Several of the other presidential campaigns have been dealing with cyber weaknesses too. Ted Cruz’s campaign, which did not respond to a request to comment, was dinged last month for poor cyber-hygiene by the Associated Press. With the help of a computer-security firm, AP had conducted a review of a Cruz mobile app installed on more than 70,000 Apple and Android devices and found poor coding and weak encryption that potentially exposed personal data and allowed text messages to be sent without a user’s permission. The Cruz campaign updated its technology to address the problems. At the same time that the AP was reporting its story, it also learned that one of the Cruz campaign’s senior staffers, Chris Wilson, fell victim to a “phishing” scheme that exposed his email account to hackers.

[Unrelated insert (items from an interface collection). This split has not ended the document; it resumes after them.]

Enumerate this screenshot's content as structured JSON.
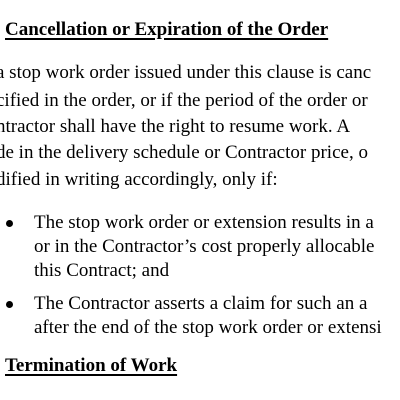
{
  "heading_cancellation": "Cancellation or Expiration of the Order",
  "paragraph_lines": [
    "a stop work order issued under this clause is canc",
    "cified in the order, or if the period of the order or",
    "ntractor shall have the right to resume work.  A",
    "de in the delivery schedule or Contractor price, o",
    "dified in writing accordingly, only if:"
  ],
  "bullets": [
    {
      "lines": [
        "The stop work order or extension results in a",
        "or in the Contractor’s cost properly allocable",
        "this Contract; and"
      ]
    },
    {
      "lines": [
        "The Contractor asserts a claim for such an a",
        "after the end of the stop work order or extensi"
      ]
    }
  ],
  "heading_termination": "Termination of Work"
}
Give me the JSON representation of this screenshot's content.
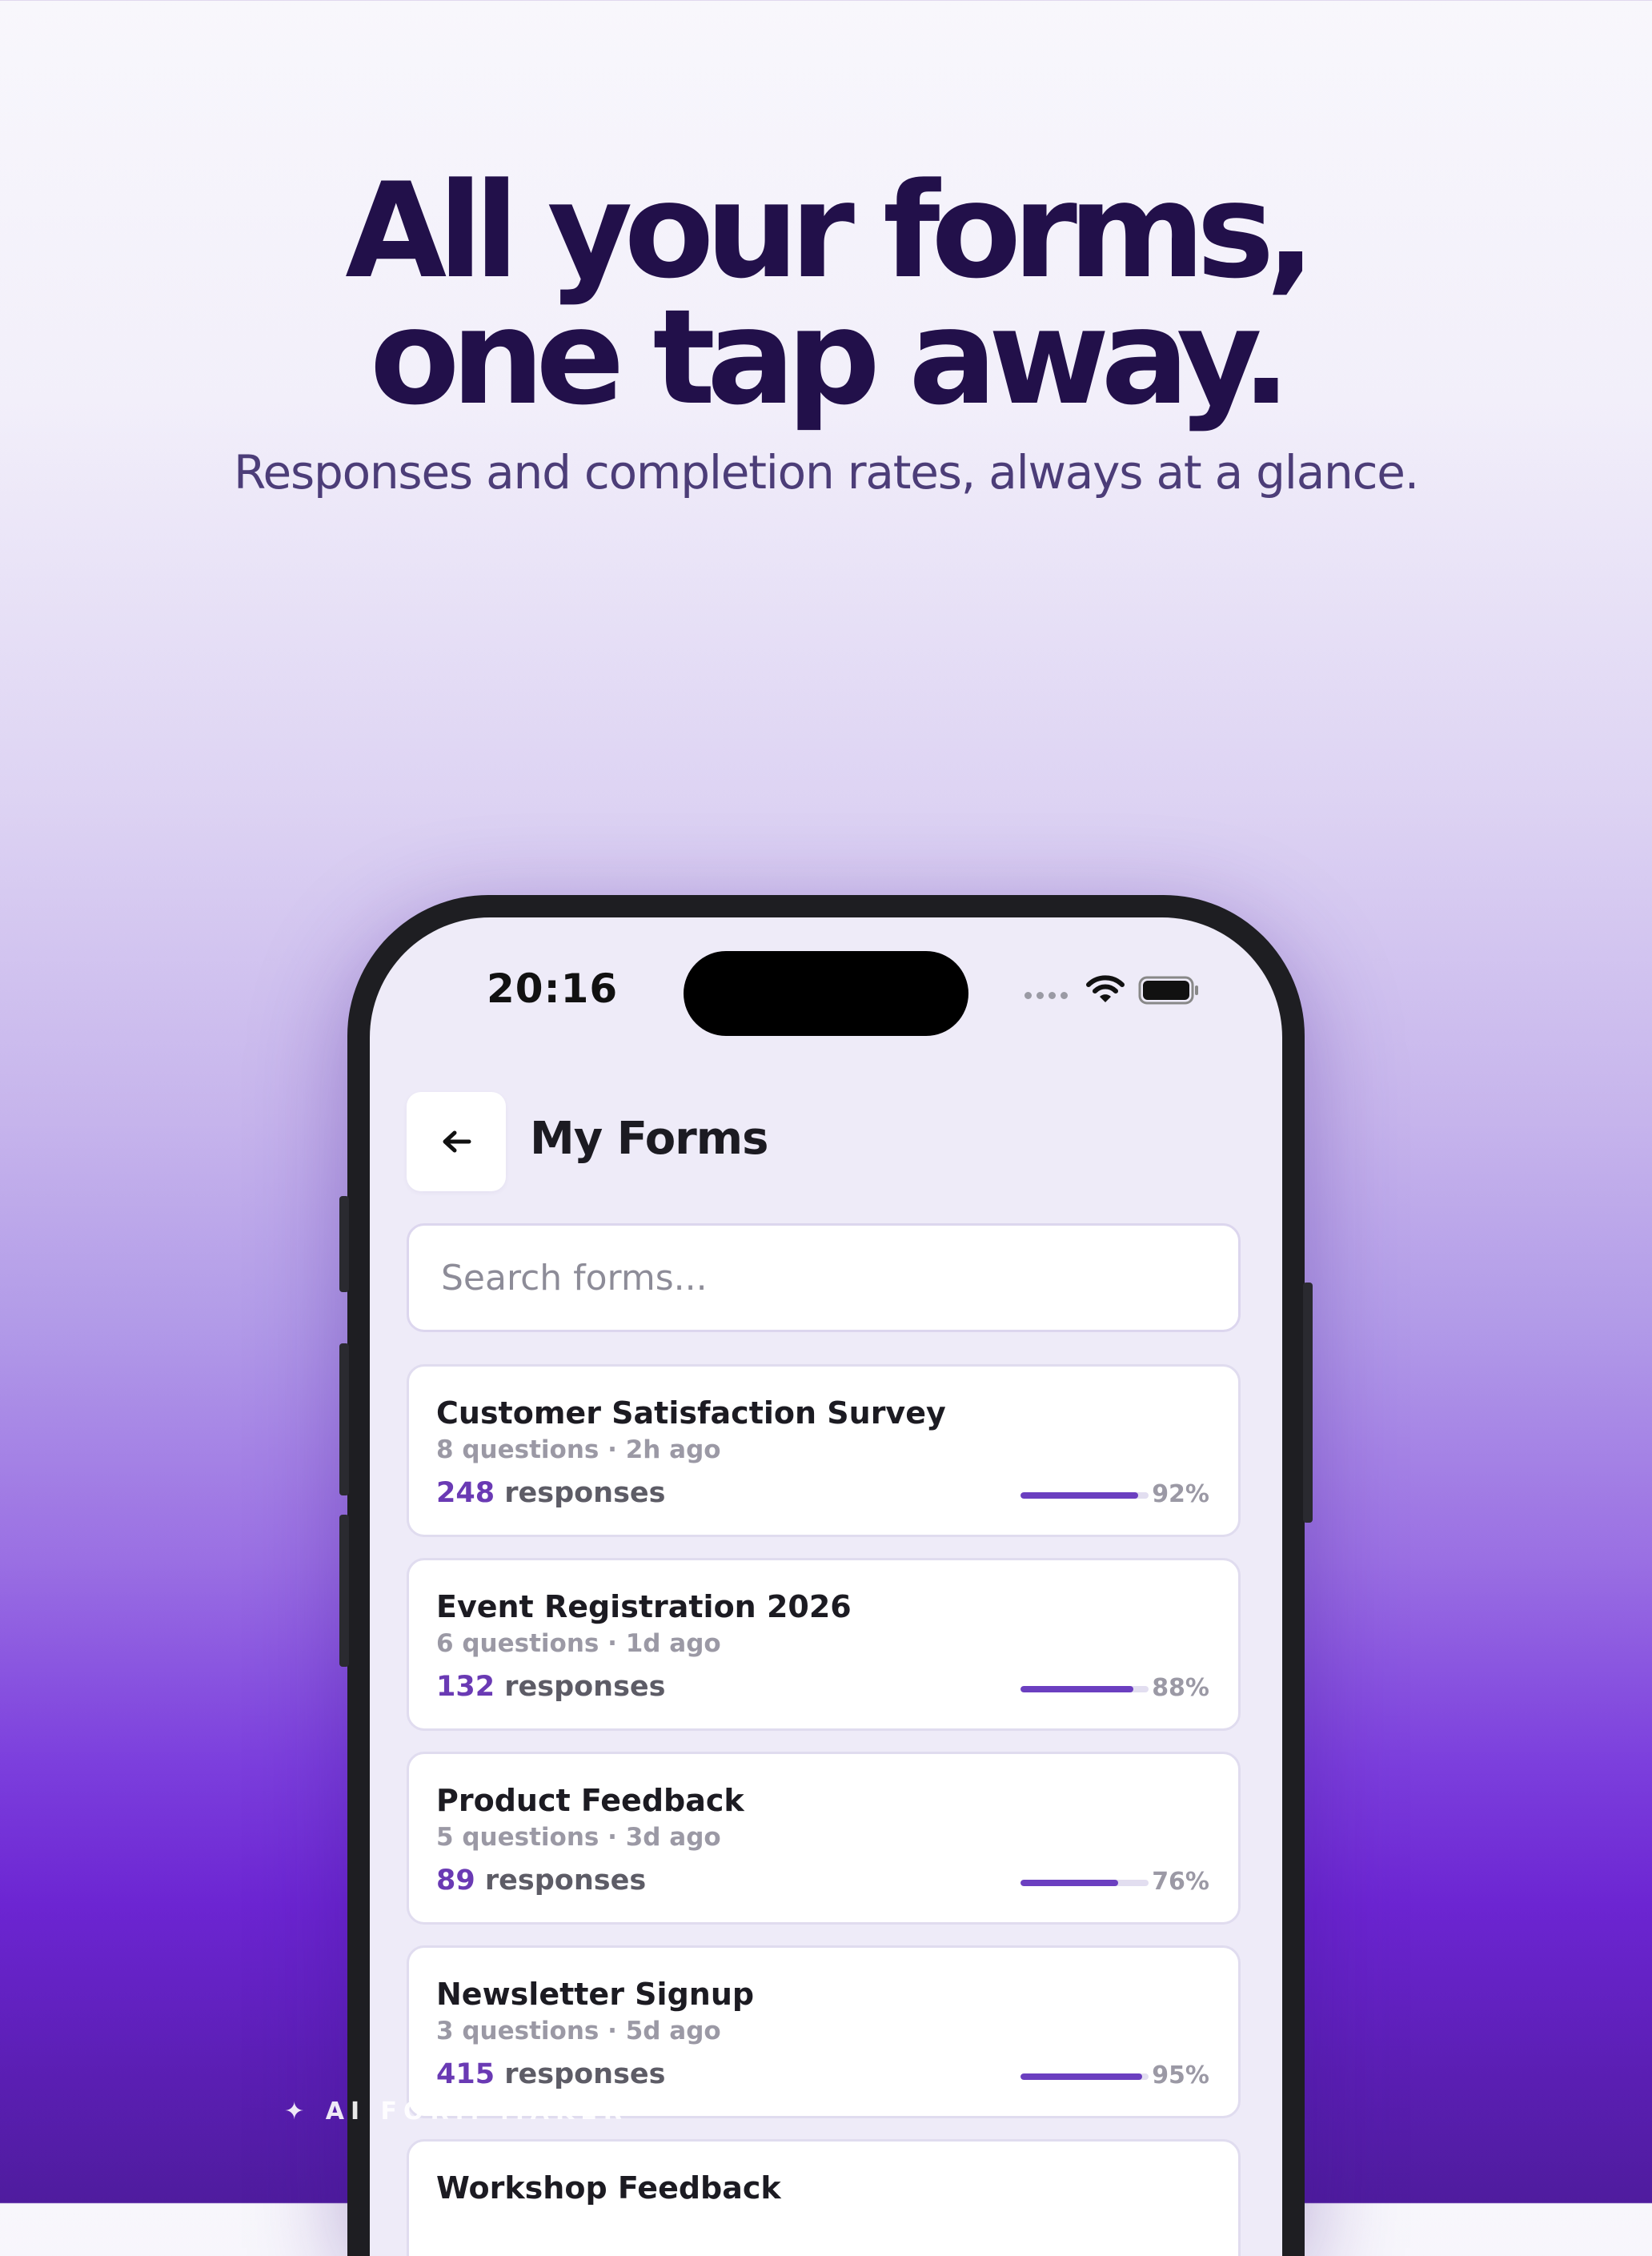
{
  "hero": {
    "headline_line1": "All your forms,",
    "headline_line2": "one tap away.",
    "subheadline": "Responses and completion rates, always at a glance."
  },
  "status_bar": {
    "time": "20:16"
  },
  "header": {
    "back_icon": "arrow-left-icon",
    "title": "My Forms"
  },
  "search": {
    "placeholder": "Search forms..."
  },
  "forms": [
    {
      "title": "Customer Satisfaction Survey",
      "meta": "8 questions · 2h ago",
      "responses": "248",
      "responses_label": "responses",
      "completion_pct": 92,
      "completion_label": "92%"
    },
    {
      "title": "Event Registration 2026",
      "meta": "6 questions · 1d ago",
      "responses": "132",
      "responses_label": "responses",
      "completion_pct": 88,
      "completion_label": "88%"
    },
    {
      "title": "Product Feedback",
      "meta": "5 questions · 3d ago",
      "responses": "89",
      "responses_label": "responses",
      "completion_pct": 76,
      "completion_label": "76%"
    },
    {
      "title": "Newsletter Signup",
      "meta": "3 questions · 5d ago",
      "responses": "415",
      "responses_label": "responses",
      "completion_pct": 95,
      "completion_label": "95%"
    },
    {
      "title": "Workshop Feedback",
      "meta": "",
      "responses": "",
      "responses_label": "",
      "completion_pct": null,
      "completion_label": ""
    }
  ],
  "watermark": "✦ AI FORM MAKER",
  "colors": {
    "accent": "#6b3fc0",
    "headline": "#22104a",
    "screen_bg": "#eeebf8"
  }
}
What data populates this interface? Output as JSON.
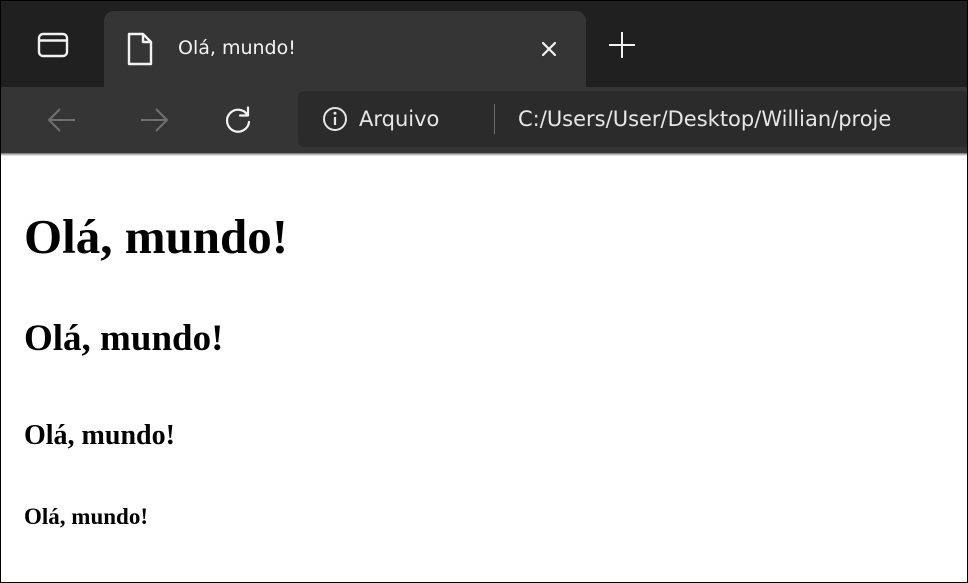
{
  "tab": {
    "title": "Olá, mundo!"
  },
  "toolbar": {
    "site_info_label": "Arquivo",
    "url": "C:/Users/User/Desktop/Willian/proje"
  },
  "page": {
    "heading1": "Olá, mundo!",
    "heading2": "Olá, mundo!",
    "heading3": "Olá, mundo!",
    "heading4": "Olá, mundo!"
  },
  "icons": {
    "tab_actions": "tab-actions-icon",
    "tab_page": "page-icon",
    "tab_close": "close-icon",
    "new_tab": "plus-icon",
    "back": "arrow-left-icon",
    "forward": "arrow-right-icon",
    "refresh": "refresh-icon",
    "site_info": "info-icon"
  },
  "colors": {
    "tabstrip_bg": "#202020",
    "active_tab_bg": "#353535",
    "toolbar_bg": "#353535",
    "address_bar_bg": "#2b2b2b",
    "tab_text": "#f3f3f3",
    "disabled_icon": "#707070",
    "page_bg": "#ffffff",
    "page_text": "#000000"
  }
}
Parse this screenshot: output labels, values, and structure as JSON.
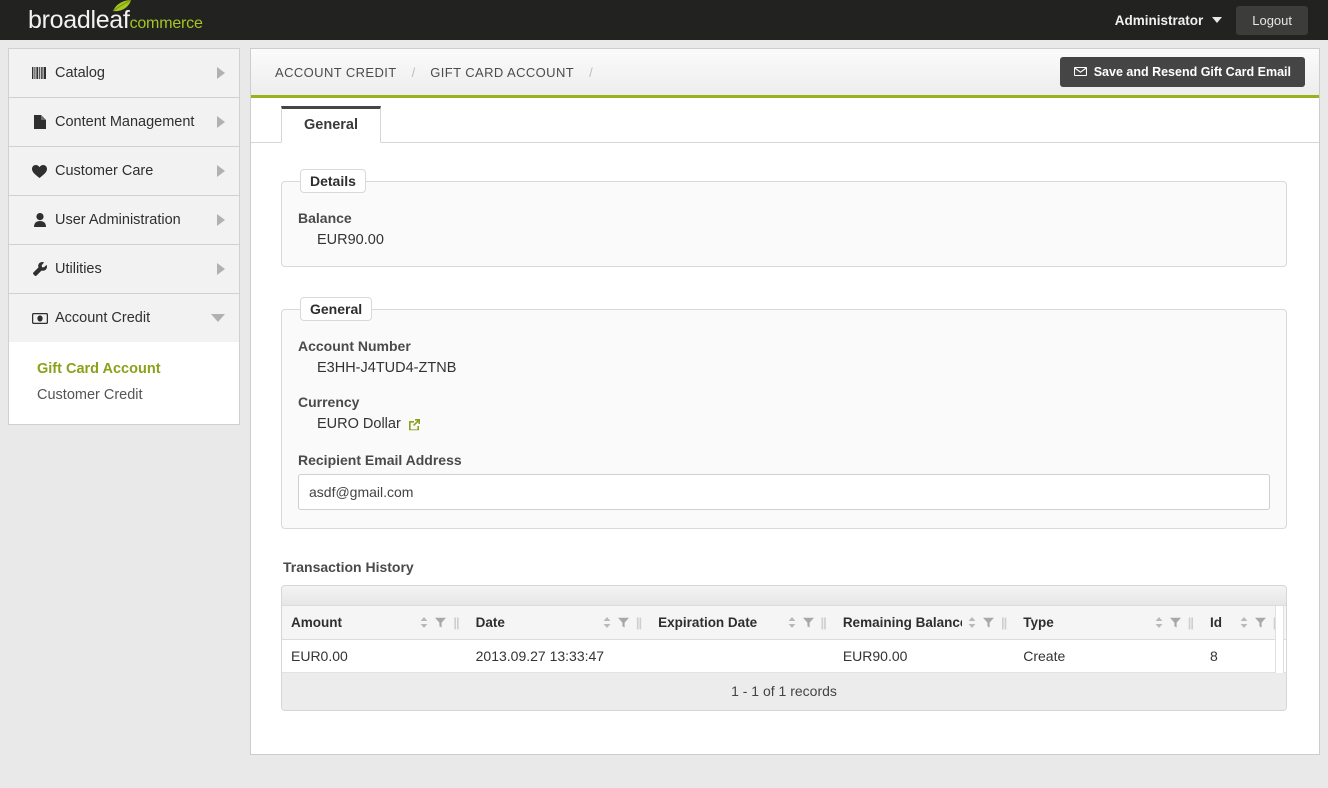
{
  "header": {
    "logo_text_1": "broadleaf",
    "logo_text_2": "commerce",
    "admin_label": "Administrator",
    "logout_label": "Logout",
    "brand_green": "#a5c520",
    "bar_color": "#222221"
  },
  "sidebar": {
    "items": [
      {
        "label": "Catalog",
        "icon": "barcode-icon",
        "expanded": false
      },
      {
        "label": "Content Management",
        "icon": "document-icon",
        "expanded": false
      },
      {
        "label": "Customer Care",
        "icon": "heart-icon",
        "expanded": false
      },
      {
        "label": "User Administration",
        "icon": "user-icon",
        "expanded": false
      },
      {
        "label": "Utilities",
        "icon": "wrench-icon",
        "expanded": false
      },
      {
        "label": "Account Credit",
        "icon": "money-icon",
        "expanded": true
      }
    ],
    "submenu": [
      {
        "label": "Gift Card Account",
        "active": true
      },
      {
        "label": "Customer Credit",
        "active": false
      }
    ],
    "active_color": "#8aa11a"
  },
  "breadcrumb": {
    "items": [
      "ACCOUNT CREDIT",
      "GIFT CARD ACCOUNT"
    ],
    "separator": "/",
    "accent_color": "#9bb11b"
  },
  "actions": {
    "save_resend_label": "Save and Resend Gift Card Email",
    "save_resend_icon": "envelope-icon"
  },
  "tabs": [
    {
      "label": "General",
      "active": true
    }
  ],
  "details": {
    "legend": "Details",
    "balance_label": "Balance",
    "balance_value": "EUR90.00"
  },
  "general": {
    "legend": "General",
    "account_number_label": "Account Number",
    "account_number_value": "E3HH-J4TUD4-ZTNB",
    "currency_label": "Currency",
    "currency_value": "EURO Dollar",
    "currency_link_icon": "external-link-icon",
    "email_label": "Recipient Email Address",
    "email_value": "asdf@gmail.com",
    "email_placeholder": ""
  },
  "transactions": {
    "title": "Transaction History",
    "columns": [
      {
        "label": "Amount",
        "sortable": true,
        "filterable": true
      },
      {
        "label": "Date",
        "sortable": true,
        "filterable": true
      },
      {
        "label": "Expiration Date",
        "sortable": true,
        "filterable": true
      },
      {
        "label": "Remaining Balance",
        "sortable": true,
        "filterable": true
      },
      {
        "label": "Type",
        "sortable": true,
        "filterable": true
      },
      {
        "label": "Id",
        "sortable": true,
        "filterable": true
      }
    ],
    "rows": [
      {
        "amount": "EUR0.00",
        "date": "2013.09.27 13:33:47",
        "expiration_date": "",
        "remaining_balance": "EUR90.00",
        "type": "Create",
        "id": "8"
      }
    ],
    "footer": "1 - 1 of 1 records"
  }
}
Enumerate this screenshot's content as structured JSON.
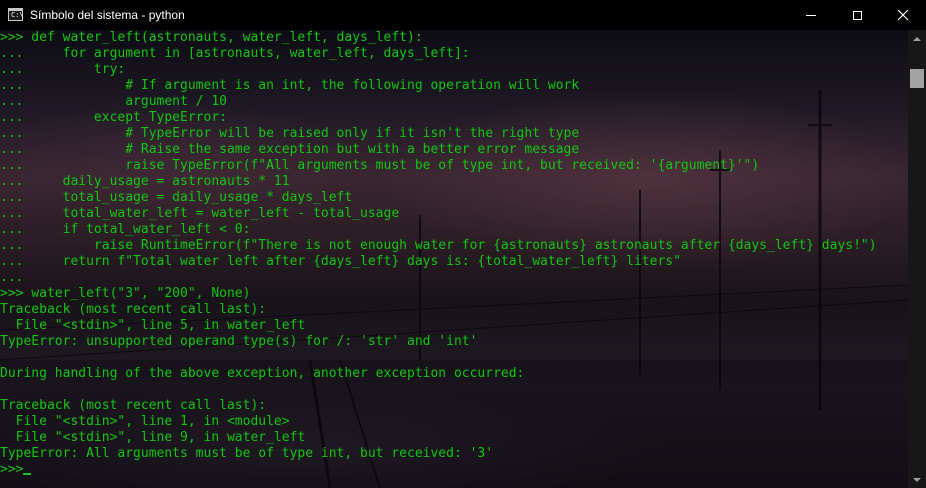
{
  "window": {
    "title": "Símbolo del sistema - python",
    "app_icon": "cmd-icon",
    "buttons": {
      "minimize": "minimize-icon",
      "maximize": "maximize-icon",
      "close": "close-icon"
    }
  },
  "console": {
    "text_color": "#13c713",
    "lines": [
      ">>> def water_left(astronauts, water_left, days_left):",
      "...     for argument in [astronauts, water_left, days_left]:",
      "...         try:",
      "...             # If argument is an int, the following operation will work",
      "...             argument / 10",
      "...         except TypeError:",
      "...             # TypeError will be raised only if it isn't the right type",
      "...             # Raise the same exception but with a better error message",
      "...             raise TypeError(f\"All arguments must be of type int, but received: '{argument}'\")",
      "...     daily_usage = astronauts * 11",
      "...     total_usage = daily_usage * days_left",
      "...     total_water_left = water_left - total_usage",
      "...     if total_water_left < 0:",
      "...         raise RuntimeError(f\"There is not enough water for {astronauts} astronauts after {days_left} days!\")",
      "...     return f\"Total water left after {days_left} days is: {total_water_left} liters\"",
      "...",
      ">>> water_left(\"3\", \"200\", None)",
      "Traceback (most recent call last):",
      "  File \"<stdin>\", line 5, in water_left",
      "TypeError: unsupported operand type(s) for /: 'str' and 'int'",
      "",
      "During handling of the above exception, another exception occurred:",
      "",
      "Traceback (most recent call last):",
      "  File \"<stdin>\", line 1, in <module>",
      "  File \"<stdin>\", line 9, in water_left",
      "TypeError: All arguments must be of type int, but received: '3'"
    ],
    "prompt": ">>>"
  },
  "scrollbar": {
    "up_icon": "scroll-up-arrow-icon",
    "down_icon": "scroll-down-arrow-icon"
  }
}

While the Clinton campaign wouldn’t comment about any past hacking attempts, its website does include one cyber-vulnerability that allows anyone to log in and create an event – even a fake one with an outrageous title like “Hillary Jail Watch Party” – and then blast it out with an official email@example.com email address and the official campaign logo in the message. Jonathan Lampe, a Madison, Wisc.-based cyber security expert at the InfoSec Institute, called the Clinton campaign website’s function a “hacker’s dream to have a trusted authority who is able to send people spam or phishing messages on her behalf.”
“I don’t understand how that got in there if you have security guys on staff,” he said.
Clinton campaign aides countered that they were well aware of the risks but opted to leave the system in place because they didn’t want to create additional hurdles for their grassroots supporters who want to host events aimed at drumming up enthusiasm. “It’s by design,” Hannon said. She said her team built the page in a way that phishing attacks can’t happen unless someone who got an infected link actually cut and pasted it into their web browser. The campaign also runs an automated review of the event postings, and staffers weigh in as well in the search for bogus events. So far, she said, they’ve only had to remove a couple of items.